This of course means a period fo quarantine for the entire family, and enforced isolation for those who are sick. We are trying to be dutiful and responsible; masking when we have to be in the same room, wiping everything down with Clorox wipes, spraying rooms  with disinfectant, working and schooling from home so as not to run the risk of spreading the virus to others.

The virus is serious, and needs to be treated seriously. We’ve taken these steps to help the sick get better, and to keep the healthy well.  In this there is a connection here to Jude’s final instruction to the faithful in the church.  Jude wrote to the church because many had been led astray by false teaching; a teaching which twisted the Gospel of Salvation in Jesus Christ into a license for sensuality, even denying Jesus as  Lord and Master.

After exposing the character and motives of the false teachers, Jude instructs the faithful of the church in how they are to respond.  In verse 22 he says that we are to “show mercy to those who doubt,” and here in verse 23 he identifies two other groups of people and how we are to relate to them.

“Saving others by snatching them from the fire.” Like the angels rescuing Lot from the coming destruction on Sodom and Gomorrah, the Church is called to pluck those who have strayed from the truth out the fire.  The work of discipline within the Church ends with the elders, but has always rested upon its members. When you see a brother or sister wandering from the truth, being led astray into sin and destructive behavior, out of love and mercy we must call them to repentance and restore them to the path of righteousness.  The faithful must take drastic measures to rescue those who have fallen away, as James 5:19-20 says, “My brothers, if anyone among you wanders from the truth and someone brings him back, let him know that whoever brings back a sinner from his wandering will save his soul from death and will cover a multitude of sins.”

“To others show mercy with fear…”. Unlike the first two categories (those who doubt, and those who are in the fire), this third category seems to describe those who have completely turned from the faith and are given over to sin. Like those first two cases, however, we are to show those who are lost mercy; only here there is a caveat, mercy is combined with fear and hatred of the sin that stains.

In the OT there was a such a fear of the spread of leprosy that even the clothing of a leper was considered unclean. The risk of contamination was great, and so, while showing mercy and compassion toward the sick, the priest was careful not to contract the disease himself.  Warren Wiersbe comments on this passage, writing, “We certainly must love God’s people, but we must also hate sin. Wherever there is sin, Satan has a foothold and can go to work. Defilement spreads rapidly and secretly, and it must be dealt with drastically.”

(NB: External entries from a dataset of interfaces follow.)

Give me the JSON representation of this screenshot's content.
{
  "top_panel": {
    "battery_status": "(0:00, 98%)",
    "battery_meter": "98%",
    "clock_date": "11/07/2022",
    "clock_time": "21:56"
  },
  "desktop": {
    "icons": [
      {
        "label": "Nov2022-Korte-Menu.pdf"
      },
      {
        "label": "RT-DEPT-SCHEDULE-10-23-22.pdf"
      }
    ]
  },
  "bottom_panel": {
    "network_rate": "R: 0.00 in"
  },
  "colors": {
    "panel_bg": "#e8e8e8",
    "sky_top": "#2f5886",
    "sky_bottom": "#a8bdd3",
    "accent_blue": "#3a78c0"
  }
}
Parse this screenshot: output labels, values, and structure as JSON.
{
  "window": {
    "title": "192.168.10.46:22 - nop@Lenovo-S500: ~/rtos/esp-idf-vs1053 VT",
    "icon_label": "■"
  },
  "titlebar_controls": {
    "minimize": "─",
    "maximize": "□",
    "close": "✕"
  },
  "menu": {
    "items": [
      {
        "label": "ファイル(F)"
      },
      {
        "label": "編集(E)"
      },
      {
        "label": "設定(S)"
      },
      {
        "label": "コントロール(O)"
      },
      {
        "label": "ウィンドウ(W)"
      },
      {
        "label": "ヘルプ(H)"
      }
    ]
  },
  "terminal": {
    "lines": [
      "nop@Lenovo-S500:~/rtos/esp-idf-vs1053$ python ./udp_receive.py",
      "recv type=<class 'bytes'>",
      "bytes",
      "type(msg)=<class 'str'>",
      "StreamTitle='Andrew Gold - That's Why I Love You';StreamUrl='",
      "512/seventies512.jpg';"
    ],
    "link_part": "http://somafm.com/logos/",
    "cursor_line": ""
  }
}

We must watch ourselves when we are ministering to the lost and those who have wandered from the faith. It is often the case that we approach those caught in sin with good intentions, only to get caught up in sin ourselves.  We confront those who are filled with arrogance, and take pride in our own orthodoxy. We give warning to those caught up in immorality, only to comfort ourselves with our own self-righteousness. In our mercy and love for those who are lost in false teaching and bound up in sin, we must be careful that we don’t get caught up in the sin as well.

The call to ministry that Jude is giving here is a call to mercy; mercy for those who doubt, mercy in rescuing the perishing, mercy to those lost in sin. Mercy, the loving-kindness and patience with others, is tempered with a healthy respect, a fear, of the very sin and corruption which has led so many astray.

In closing, I found this note from The Expositor’s Bible Commentary very helpful: “All our efforts for the reformation of others must be begun and continued with self-reformation; and therefore St. Jude insists on the necessity for spiritual progress and prayer, before advising as to the treatment of the fallen. It is while we are earnestly detesting and contending against a particular sin in ourselves that we can most safely and effectually deal with that sin in others.”

Be merciful, be careful, be faithful!